Osama Mourad became a Cub Scout when he was in the fifth grade. Before he left high school, he was an assistant Scout leader, helping younger Scouts. The Egyptian Scout Federation, like many national Scouting organizations, puts a premium on leadership by older Scouts and young adults.
In fact, completing Wood Badge — not earning a specific rank — was what most of his peers aspired to. Mourad took Wood Badge at age 23, and almost everyone else in the course was about the same age.
Infrastructure got much less attention, so manuals and uniforms were hard to come by. Mourad and his fellow Scouts wore make-do uniforms adorned with badges that were created on color printers and laminated.
“We had to have our uniform or something close in competitions,” he says. “We distributed and collected back the badges; this is how we kept our points for the next competition.”
Mourad moved to the United States in 2011 and joined the BSA even before he found a job. Now the father of Scouts Bilal and Sulayman, he is a Webelos den leader with Pack 12 that he organized four years ago as a Cubmaster, a committee member with Troop 12, a Muslim religious-emblems coordinator and a unit commissioner. He completed American Wood Badge in 2016 and has since served on two Wood Badge staffs.
“Scouting here is great,” he says. “It’s different, but it’s good.
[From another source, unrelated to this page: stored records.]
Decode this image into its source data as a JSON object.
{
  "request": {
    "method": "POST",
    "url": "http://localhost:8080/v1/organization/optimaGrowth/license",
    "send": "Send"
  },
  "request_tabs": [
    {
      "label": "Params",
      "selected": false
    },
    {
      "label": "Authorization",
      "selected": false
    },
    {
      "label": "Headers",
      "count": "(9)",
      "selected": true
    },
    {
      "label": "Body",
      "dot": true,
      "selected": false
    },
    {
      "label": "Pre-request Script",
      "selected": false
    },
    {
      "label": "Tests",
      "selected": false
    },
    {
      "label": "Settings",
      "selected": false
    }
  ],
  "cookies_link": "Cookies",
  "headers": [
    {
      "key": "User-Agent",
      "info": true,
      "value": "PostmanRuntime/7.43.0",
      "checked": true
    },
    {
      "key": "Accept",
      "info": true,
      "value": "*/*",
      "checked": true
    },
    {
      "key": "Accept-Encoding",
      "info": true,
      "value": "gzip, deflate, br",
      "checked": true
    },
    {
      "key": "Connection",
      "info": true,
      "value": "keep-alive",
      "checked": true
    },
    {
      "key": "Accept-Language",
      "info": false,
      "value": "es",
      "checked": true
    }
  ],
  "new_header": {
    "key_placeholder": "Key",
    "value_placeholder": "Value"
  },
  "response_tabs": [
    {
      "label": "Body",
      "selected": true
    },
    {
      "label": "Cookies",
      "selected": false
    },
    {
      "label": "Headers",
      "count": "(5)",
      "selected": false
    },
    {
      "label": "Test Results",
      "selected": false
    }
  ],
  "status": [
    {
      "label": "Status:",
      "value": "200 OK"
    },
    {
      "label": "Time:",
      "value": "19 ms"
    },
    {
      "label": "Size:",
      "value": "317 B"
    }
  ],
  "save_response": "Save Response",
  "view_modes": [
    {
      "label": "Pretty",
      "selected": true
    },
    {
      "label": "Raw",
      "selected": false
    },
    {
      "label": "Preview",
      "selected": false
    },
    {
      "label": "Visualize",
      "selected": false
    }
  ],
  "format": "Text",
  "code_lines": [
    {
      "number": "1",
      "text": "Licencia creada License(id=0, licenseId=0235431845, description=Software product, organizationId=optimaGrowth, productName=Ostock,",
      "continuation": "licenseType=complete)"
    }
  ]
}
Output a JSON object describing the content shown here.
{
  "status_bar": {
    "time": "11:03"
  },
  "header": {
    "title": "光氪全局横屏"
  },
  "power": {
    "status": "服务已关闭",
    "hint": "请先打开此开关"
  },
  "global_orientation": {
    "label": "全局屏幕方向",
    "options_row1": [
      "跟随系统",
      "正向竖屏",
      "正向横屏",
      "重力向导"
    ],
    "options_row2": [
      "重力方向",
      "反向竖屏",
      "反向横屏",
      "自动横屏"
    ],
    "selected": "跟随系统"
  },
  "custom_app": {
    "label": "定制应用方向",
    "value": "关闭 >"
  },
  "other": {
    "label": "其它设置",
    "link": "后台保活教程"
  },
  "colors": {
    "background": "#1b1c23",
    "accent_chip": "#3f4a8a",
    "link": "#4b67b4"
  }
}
The quality of what I’m experiencing is the same — the brotherhood.”